However, the excavation is not always a precious antique. It can also be just the stepmotherly chest of drawers pushed into the cellar, which should get a second chance in the living room with a new coat of paint. Right now, wooden furniture is more in demand than it has been for a long time. Furniture manufacturers have rediscovered oak and offer wooden furniture with knotholes, cracks, bark and above all a striking grain. Those who still have a good piece of furniture in the attic and are able to refurbish it themselves can swim along with the current trend without having to invest in new furniture right away.
Well prepared for the restoration process
Good preparation is important when restoring. It saves time and money. “In order to keep an overview, you should write down which materials and which tools are needed,” advises DIY enthusiast Blumberg. “If everything is in order, a to-do list for the entire repair can be extremely useful and helpful. The various work steps should be noted in the correct order. “It is also advisable to take a photo in advance so that you know exactly which part belongs where when you assemble it later.
Proceeding step by step during restoration
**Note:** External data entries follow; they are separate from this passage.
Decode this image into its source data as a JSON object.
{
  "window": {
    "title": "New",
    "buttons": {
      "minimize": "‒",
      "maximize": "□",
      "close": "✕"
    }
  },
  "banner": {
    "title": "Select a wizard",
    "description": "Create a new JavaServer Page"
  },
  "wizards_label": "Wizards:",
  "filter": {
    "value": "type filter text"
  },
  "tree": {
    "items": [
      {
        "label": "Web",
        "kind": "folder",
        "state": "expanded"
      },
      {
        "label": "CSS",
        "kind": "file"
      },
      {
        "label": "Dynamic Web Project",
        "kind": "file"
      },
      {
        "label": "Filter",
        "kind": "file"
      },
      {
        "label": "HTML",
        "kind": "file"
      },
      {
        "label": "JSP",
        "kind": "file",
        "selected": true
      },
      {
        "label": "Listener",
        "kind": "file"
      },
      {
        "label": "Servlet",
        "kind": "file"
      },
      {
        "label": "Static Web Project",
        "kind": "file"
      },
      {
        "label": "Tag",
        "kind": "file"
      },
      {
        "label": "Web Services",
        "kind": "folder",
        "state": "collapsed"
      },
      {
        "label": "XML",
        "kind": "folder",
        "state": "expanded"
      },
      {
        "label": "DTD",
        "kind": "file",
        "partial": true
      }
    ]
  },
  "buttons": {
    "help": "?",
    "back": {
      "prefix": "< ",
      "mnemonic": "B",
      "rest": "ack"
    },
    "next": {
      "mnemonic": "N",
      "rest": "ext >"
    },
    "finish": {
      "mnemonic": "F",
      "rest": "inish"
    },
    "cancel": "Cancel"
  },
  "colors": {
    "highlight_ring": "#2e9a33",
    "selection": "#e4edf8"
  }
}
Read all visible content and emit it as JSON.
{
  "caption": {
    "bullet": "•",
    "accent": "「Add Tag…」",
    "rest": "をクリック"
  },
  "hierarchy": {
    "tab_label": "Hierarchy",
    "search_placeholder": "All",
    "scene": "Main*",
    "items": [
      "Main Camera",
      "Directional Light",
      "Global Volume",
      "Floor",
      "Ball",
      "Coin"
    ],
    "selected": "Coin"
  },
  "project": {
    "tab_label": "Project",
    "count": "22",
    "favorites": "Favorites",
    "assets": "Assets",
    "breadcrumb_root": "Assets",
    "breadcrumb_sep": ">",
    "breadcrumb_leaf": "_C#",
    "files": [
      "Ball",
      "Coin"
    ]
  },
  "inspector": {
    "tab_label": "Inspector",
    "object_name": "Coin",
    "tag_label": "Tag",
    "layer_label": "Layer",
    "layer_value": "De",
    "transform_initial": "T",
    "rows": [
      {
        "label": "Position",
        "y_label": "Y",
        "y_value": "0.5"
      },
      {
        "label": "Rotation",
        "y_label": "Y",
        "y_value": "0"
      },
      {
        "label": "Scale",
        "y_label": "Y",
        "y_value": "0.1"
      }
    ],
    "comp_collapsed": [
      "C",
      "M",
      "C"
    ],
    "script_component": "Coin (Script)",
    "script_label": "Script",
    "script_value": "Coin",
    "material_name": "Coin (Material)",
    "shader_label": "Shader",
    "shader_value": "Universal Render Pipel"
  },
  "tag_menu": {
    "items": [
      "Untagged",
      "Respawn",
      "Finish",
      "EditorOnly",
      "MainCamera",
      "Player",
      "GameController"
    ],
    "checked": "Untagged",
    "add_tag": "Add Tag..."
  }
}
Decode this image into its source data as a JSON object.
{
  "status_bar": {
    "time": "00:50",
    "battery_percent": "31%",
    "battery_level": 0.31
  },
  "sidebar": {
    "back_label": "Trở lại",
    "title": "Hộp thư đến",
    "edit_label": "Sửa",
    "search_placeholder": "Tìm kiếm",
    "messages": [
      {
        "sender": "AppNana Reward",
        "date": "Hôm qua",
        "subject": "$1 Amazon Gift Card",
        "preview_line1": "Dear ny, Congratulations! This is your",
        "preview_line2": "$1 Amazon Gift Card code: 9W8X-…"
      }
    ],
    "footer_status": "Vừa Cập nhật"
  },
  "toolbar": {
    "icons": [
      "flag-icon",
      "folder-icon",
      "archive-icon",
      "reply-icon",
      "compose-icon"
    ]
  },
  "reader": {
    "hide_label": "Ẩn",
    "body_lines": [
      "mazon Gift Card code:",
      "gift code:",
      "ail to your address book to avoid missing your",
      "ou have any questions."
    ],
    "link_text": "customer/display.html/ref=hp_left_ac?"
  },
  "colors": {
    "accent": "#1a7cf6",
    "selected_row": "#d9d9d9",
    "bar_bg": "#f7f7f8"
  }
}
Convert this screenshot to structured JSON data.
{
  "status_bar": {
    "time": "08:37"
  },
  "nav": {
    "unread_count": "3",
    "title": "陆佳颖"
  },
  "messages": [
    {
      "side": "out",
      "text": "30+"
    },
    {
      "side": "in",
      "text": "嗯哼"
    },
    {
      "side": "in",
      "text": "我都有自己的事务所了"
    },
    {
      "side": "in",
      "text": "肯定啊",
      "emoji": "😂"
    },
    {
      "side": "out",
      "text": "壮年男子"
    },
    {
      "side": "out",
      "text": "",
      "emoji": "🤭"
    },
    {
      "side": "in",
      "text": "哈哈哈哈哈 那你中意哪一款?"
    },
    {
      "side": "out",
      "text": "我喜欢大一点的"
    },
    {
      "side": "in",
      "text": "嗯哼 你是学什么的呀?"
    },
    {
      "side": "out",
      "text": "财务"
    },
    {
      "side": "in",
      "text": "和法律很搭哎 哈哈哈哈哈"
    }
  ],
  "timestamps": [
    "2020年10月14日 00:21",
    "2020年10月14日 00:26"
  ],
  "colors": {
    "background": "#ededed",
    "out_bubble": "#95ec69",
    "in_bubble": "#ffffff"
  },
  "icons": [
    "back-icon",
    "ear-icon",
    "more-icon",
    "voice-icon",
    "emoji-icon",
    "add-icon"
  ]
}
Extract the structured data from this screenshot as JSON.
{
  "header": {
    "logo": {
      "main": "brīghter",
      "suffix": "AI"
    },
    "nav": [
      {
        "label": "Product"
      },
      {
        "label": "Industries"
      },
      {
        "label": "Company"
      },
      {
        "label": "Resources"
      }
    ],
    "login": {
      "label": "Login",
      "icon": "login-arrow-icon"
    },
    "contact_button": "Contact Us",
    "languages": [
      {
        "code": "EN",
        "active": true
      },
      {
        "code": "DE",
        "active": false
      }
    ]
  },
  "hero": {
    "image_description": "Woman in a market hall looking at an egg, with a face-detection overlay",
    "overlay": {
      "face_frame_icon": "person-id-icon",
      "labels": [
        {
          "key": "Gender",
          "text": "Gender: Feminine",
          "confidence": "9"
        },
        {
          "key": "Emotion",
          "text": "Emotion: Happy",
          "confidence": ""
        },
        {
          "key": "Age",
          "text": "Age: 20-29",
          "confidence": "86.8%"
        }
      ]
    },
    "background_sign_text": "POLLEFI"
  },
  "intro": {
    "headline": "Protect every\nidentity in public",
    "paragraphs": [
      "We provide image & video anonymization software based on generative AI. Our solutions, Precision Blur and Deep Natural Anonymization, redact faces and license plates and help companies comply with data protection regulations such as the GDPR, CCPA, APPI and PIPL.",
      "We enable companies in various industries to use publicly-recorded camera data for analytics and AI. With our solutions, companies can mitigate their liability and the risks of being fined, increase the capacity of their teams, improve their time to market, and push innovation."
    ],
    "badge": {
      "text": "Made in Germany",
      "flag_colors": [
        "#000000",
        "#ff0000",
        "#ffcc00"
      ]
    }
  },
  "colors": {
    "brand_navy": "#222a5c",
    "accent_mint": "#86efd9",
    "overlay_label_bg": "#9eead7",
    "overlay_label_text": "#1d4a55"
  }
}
The do-it-yourselfer’s approach of course always depends on the type and condition of the furniture. However, some work steps are always part of it: First of all, the furniture should be completely checked for its functions. “This involves finding out what needs to be repaired,” says master carpenter and restorer Kurt Spatzier, explaining the procedure. Are the hinges and fittings functional? Do the doors possibly hang? And are the drawers easy to pull out?
In addition, connections are often loose or have become unglued, making them unstable. “If this is the case, cracks should be glued and woods or veneers that fit into the open joints should be installed so that they fit and are press sealed,” explains Spatzier. “The types of wood used should not only be of the same type and grain as furniture, but should also be of the same age”. Once the piece is finally stable again and fulfils all its functions, the surface can be finished.